**** RECORDED INFORMATION
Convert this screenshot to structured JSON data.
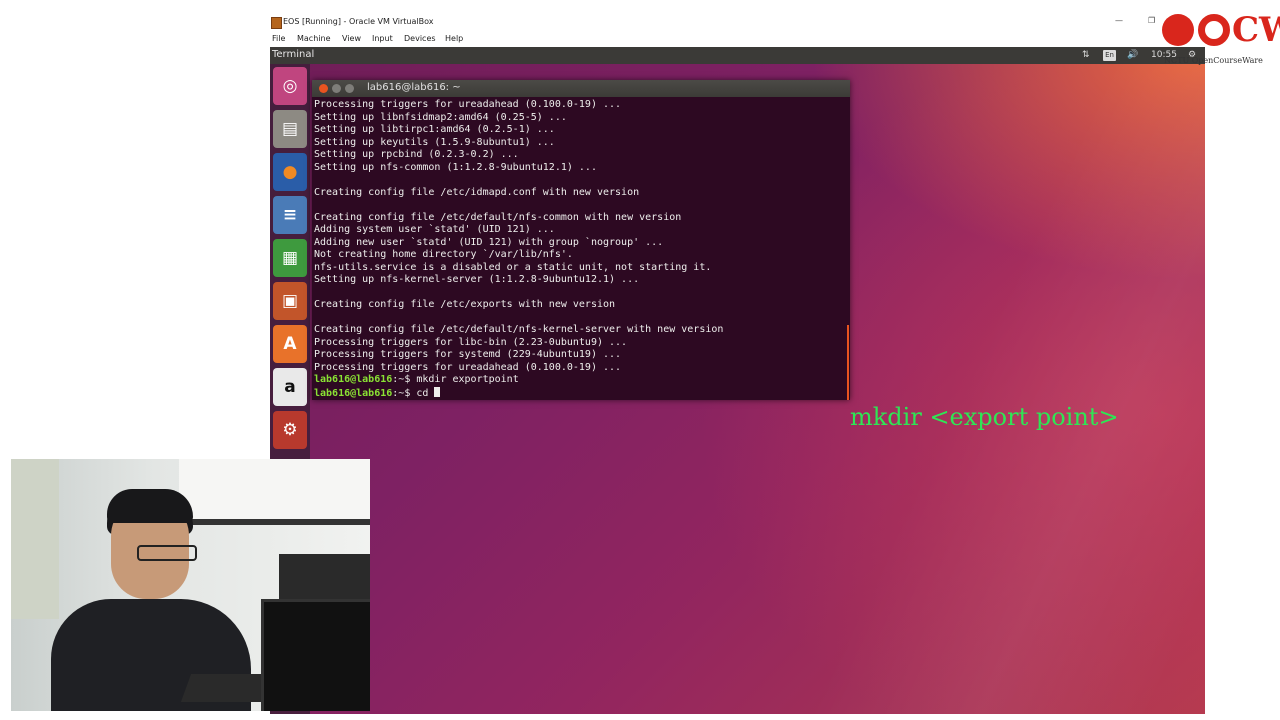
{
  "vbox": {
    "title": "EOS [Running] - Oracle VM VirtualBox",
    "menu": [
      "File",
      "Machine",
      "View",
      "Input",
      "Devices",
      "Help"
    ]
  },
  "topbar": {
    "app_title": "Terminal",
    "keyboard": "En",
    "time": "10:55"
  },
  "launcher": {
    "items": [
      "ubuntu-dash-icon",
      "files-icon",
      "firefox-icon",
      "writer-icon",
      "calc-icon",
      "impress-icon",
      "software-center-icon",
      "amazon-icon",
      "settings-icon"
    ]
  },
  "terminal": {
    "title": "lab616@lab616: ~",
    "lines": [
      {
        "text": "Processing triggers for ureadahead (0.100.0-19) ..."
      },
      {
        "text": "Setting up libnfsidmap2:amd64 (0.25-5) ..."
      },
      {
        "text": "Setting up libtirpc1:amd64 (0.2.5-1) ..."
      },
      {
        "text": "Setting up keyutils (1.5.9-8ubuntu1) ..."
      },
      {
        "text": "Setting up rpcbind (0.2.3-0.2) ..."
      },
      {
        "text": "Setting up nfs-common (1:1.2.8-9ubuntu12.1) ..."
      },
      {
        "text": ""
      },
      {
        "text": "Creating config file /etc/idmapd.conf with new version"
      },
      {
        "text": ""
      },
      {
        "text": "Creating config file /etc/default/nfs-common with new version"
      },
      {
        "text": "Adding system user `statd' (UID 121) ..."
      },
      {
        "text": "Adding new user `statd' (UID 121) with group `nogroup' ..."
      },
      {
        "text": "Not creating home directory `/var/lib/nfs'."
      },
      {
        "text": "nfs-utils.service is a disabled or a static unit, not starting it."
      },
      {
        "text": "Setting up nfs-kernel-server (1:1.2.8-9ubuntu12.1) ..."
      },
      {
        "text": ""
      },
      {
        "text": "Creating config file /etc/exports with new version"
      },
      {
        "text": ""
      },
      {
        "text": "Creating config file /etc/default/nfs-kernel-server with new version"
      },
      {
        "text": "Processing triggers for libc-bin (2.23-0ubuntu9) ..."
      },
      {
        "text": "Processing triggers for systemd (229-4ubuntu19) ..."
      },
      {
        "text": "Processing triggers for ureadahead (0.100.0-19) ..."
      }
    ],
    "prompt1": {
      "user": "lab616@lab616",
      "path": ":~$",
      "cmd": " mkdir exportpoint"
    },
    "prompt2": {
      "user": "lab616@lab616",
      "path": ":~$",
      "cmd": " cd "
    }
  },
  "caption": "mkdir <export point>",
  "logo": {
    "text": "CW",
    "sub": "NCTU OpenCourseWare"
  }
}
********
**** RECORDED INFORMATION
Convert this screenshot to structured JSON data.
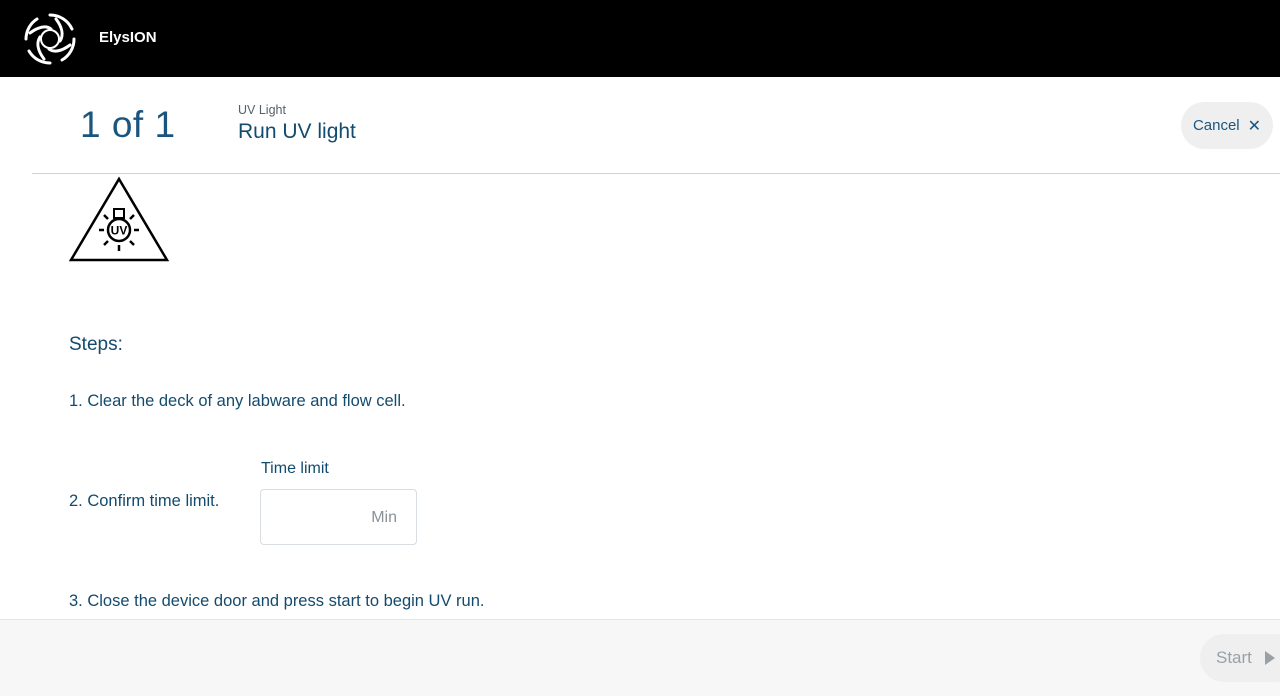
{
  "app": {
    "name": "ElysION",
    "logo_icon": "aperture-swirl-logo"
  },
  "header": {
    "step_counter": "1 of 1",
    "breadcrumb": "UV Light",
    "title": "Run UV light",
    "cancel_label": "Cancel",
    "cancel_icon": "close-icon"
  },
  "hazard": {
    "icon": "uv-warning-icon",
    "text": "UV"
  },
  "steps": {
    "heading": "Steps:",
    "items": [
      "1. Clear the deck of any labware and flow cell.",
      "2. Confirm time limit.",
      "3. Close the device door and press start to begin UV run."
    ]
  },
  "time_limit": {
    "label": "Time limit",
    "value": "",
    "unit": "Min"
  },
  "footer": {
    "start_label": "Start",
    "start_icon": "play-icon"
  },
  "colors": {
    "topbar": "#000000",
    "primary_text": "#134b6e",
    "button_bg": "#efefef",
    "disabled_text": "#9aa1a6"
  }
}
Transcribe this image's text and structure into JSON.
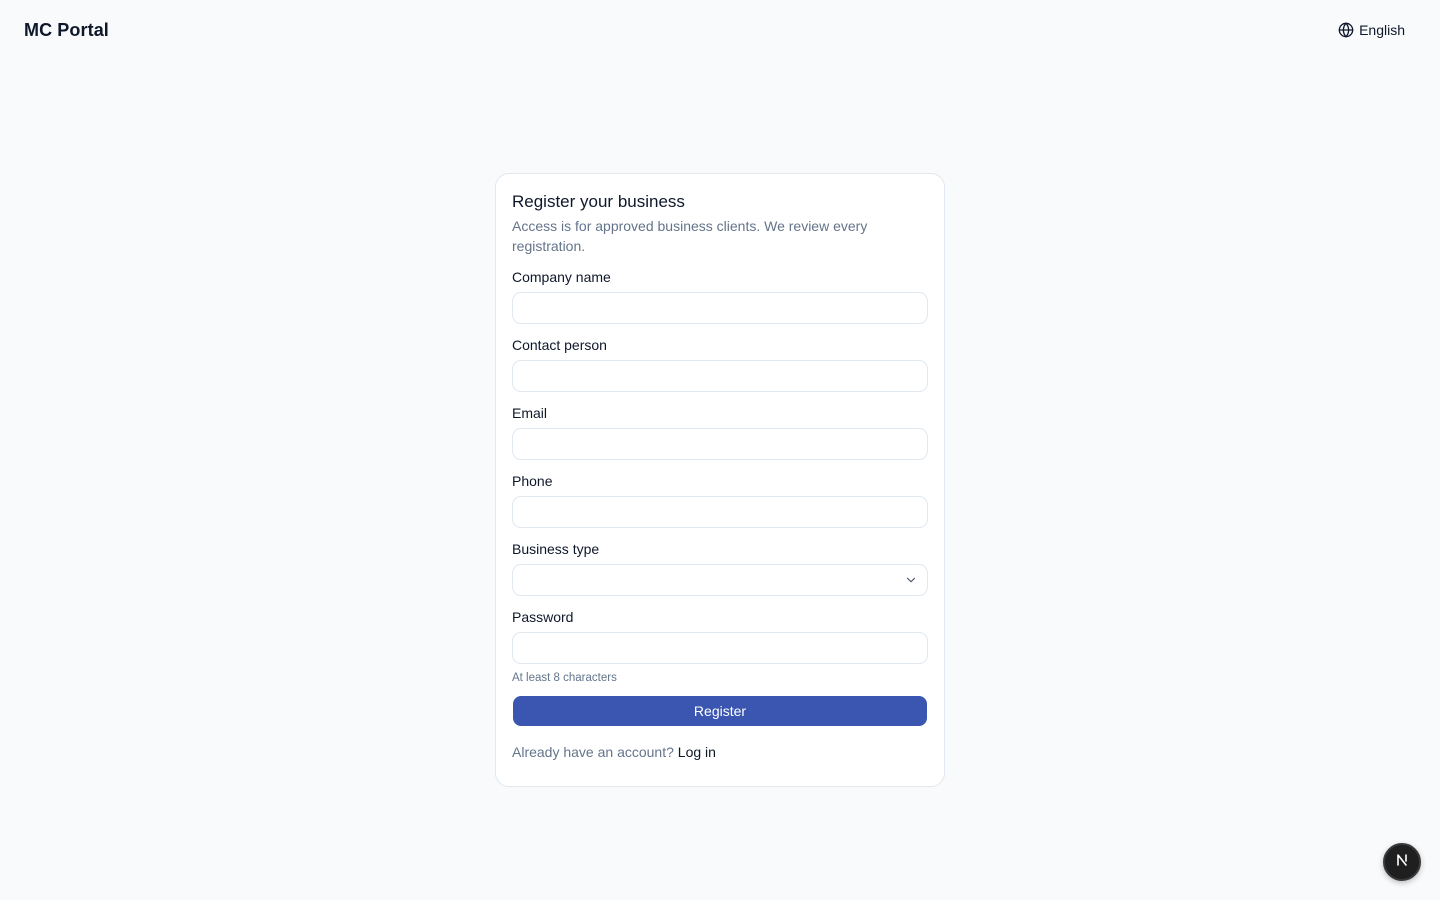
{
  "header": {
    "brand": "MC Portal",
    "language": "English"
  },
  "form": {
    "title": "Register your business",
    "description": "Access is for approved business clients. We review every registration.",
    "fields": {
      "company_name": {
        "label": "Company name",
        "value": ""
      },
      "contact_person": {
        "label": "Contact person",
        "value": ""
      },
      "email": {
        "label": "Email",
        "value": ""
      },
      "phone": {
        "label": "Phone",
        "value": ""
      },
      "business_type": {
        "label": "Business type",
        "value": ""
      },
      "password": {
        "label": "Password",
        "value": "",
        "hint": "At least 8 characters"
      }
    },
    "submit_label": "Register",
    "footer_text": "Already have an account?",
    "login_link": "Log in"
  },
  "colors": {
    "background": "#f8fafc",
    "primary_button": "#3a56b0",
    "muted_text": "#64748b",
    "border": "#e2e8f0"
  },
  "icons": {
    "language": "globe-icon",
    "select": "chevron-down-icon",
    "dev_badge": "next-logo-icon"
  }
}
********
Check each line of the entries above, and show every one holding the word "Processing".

        "text": "Processing triggers for ureadahead (0.100.0-19) ..."
        "text": "Processing triggers for libc-bin (2.23-0ubuntu9) ..."
        "text": "Processing triggers for systemd (229-4ubuntu19) ..."
        "text": "Processing triggers for ureadahead (0.100.0-19) ..."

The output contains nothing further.